## EXERCISE DESCRIPTION
Pull every line with the word "Total" out of the entries below.

## EXTRACTED DATA
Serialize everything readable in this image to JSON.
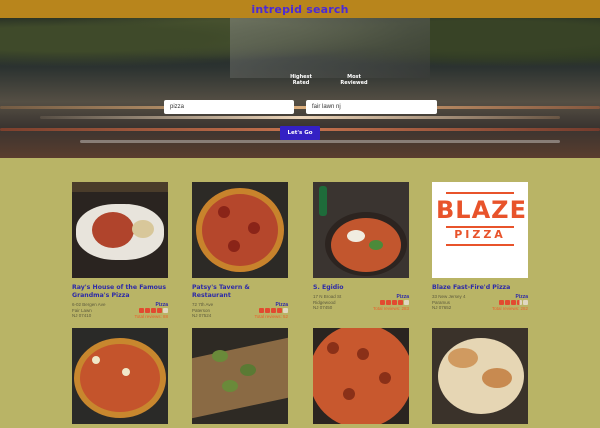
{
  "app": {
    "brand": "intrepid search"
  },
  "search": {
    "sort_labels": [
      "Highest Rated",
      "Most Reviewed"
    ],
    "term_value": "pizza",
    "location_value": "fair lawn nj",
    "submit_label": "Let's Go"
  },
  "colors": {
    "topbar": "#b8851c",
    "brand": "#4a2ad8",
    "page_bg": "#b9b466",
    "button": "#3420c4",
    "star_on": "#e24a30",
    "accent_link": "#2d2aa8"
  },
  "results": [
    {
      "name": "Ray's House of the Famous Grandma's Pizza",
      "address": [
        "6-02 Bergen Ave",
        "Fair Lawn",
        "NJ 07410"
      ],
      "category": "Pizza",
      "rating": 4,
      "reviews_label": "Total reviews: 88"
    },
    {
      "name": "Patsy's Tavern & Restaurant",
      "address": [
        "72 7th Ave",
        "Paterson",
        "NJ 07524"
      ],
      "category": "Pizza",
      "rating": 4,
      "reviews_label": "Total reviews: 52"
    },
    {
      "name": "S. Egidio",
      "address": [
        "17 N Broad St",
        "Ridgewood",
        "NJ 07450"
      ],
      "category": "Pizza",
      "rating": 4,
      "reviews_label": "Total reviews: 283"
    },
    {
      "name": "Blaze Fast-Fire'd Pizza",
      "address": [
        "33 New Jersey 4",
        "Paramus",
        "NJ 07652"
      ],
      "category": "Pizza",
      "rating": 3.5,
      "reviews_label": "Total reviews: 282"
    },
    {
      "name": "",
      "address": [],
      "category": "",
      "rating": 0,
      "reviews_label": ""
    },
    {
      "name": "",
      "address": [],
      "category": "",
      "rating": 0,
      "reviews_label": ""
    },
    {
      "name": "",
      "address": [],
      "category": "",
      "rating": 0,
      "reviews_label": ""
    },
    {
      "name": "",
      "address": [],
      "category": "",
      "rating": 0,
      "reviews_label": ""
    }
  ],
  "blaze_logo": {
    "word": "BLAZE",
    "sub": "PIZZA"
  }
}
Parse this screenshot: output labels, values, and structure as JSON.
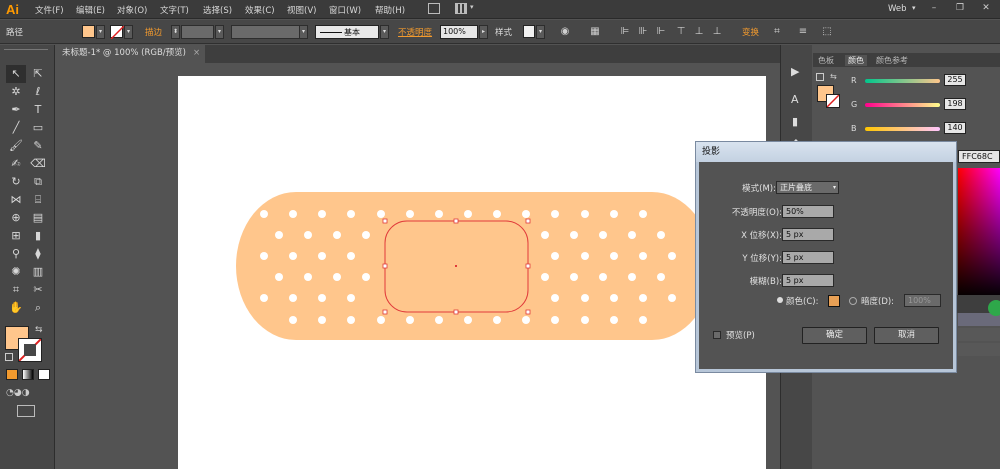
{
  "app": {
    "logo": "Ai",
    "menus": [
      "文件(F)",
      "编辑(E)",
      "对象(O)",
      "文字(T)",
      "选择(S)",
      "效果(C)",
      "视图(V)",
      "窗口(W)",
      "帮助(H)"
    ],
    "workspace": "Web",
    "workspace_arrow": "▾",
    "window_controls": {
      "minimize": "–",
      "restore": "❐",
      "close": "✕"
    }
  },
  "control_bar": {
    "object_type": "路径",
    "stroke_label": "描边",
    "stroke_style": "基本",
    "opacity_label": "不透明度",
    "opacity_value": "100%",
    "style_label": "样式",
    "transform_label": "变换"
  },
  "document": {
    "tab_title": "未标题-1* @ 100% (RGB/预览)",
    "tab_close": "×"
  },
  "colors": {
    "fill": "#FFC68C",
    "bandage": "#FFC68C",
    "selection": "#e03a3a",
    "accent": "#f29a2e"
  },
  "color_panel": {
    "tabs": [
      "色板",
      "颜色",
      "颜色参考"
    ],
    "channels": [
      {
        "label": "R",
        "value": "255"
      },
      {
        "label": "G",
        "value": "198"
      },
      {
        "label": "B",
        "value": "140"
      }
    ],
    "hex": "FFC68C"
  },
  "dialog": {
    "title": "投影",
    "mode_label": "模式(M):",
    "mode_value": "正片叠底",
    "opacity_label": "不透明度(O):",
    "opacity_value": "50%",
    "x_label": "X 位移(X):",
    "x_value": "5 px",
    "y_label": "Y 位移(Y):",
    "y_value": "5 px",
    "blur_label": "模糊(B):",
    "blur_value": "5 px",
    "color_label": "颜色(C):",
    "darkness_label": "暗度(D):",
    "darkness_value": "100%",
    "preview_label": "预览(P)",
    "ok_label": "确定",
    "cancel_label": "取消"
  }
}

## REPLY
      "reviews_label": "Total reviews: 88"
      "reviews_label": "Total reviews: 52"
      "reviews_label": "Total reviews: 283"
      "reviews_label": "Total reviews: 282"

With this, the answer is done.